“But I think by working all parts of the system carefully we can protect our customers as much as possible from that cost of living increase.”
John Lewis executive director Pippa Wicks added: “Our costs are increasing through raw materials and so on, and we are passing on some small price increases, but we’ve also made some decisions in certain areas not to pass those on to our customers in order to maintain the right quality and value balance.”
The Partnership executive team’s remarks came after it announced a bump in profits in its full-year results driven by a strong rebound in sales for both John Lewis and Waitrose.
Waitrose sales were up 1% like for like on last year at £7.5bn, although trading profit fell 11% to £1bn as margins were diluted by inflationary pressures within supply chains, higher levels of staff absence due to Covid and higher fulfilment costs as a result of the increased levels of online trade.
The company also confirmed it was bringing back its popular staff bonus, which had been previously put on hold until group performance improved. The JLP paid its 10,000 staff a total bonus of £46m – the equivalent of 1.5 weeks’ pay each.

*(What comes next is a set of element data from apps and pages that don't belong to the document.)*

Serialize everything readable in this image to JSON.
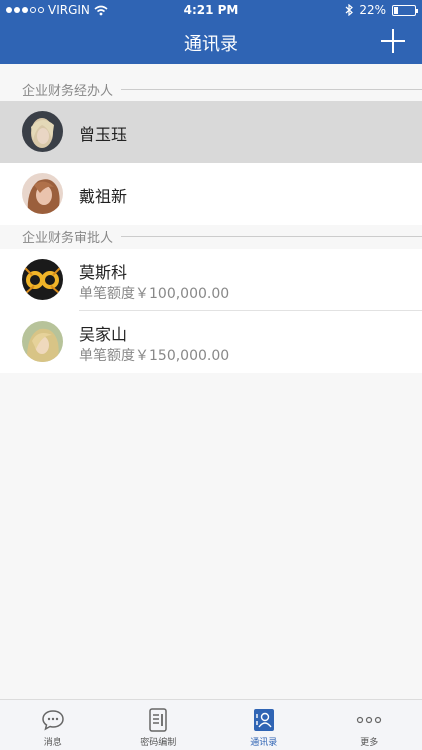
{
  "status_bar": {
    "carrier": "VIRGIN",
    "time": "4:21 PM",
    "battery": "22%",
    "battery_level": 0.22
  },
  "nav": {
    "title": "通讯录"
  },
  "sections": [
    {
      "header": "企业财务经办人",
      "contacts": [
        {
          "name": "曾玉珏",
          "selected": true
        },
        {
          "name": "戴祖新"
        }
      ]
    },
    {
      "header": "企业财务审批人",
      "contacts": [
        {
          "name": "莫斯科",
          "quota": "单笔额度￥100,000.00"
        },
        {
          "name": "吴家山",
          "quota": "单笔额度￥150,000.00"
        }
      ]
    }
  ],
  "tabs": [
    {
      "label": "消息",
      "icon": "chat-bubble-icon"
    },
    {
      "label": "密码编制",
      "icon": "document-icon"
    },
    {
      "label": "通讯录",
      "icon": "contacts-icon",
      "active": true
    },
    {
      "label": "更多",
      "icon": "more-dots-icon"
    }
  ],
  "colors": {
    "primary": "#2f64b4",
    "selected_row": "#d9d9d9",
    "background": "#f7f7f7"
  }
}
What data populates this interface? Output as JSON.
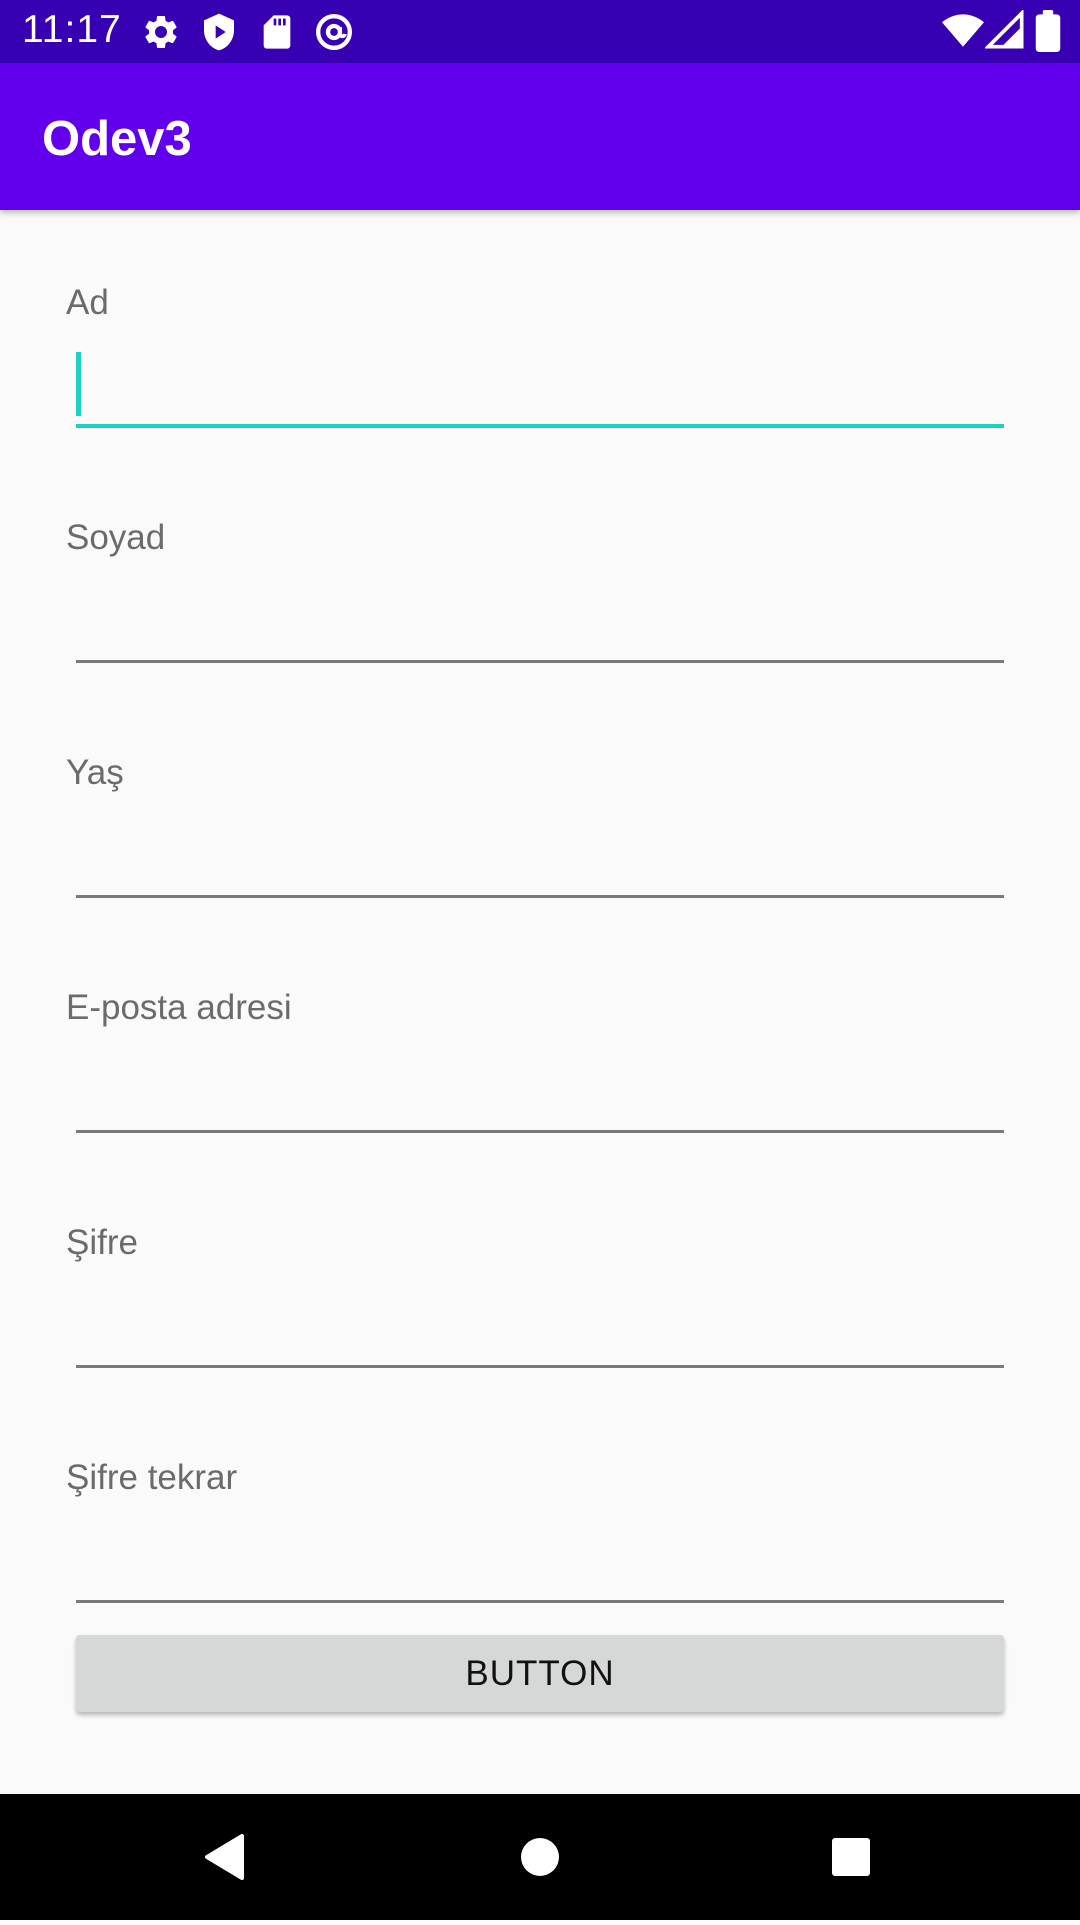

It also raised pay for all staff by 2% in accordance with the Real Living Wage to support partners as living expenses increase.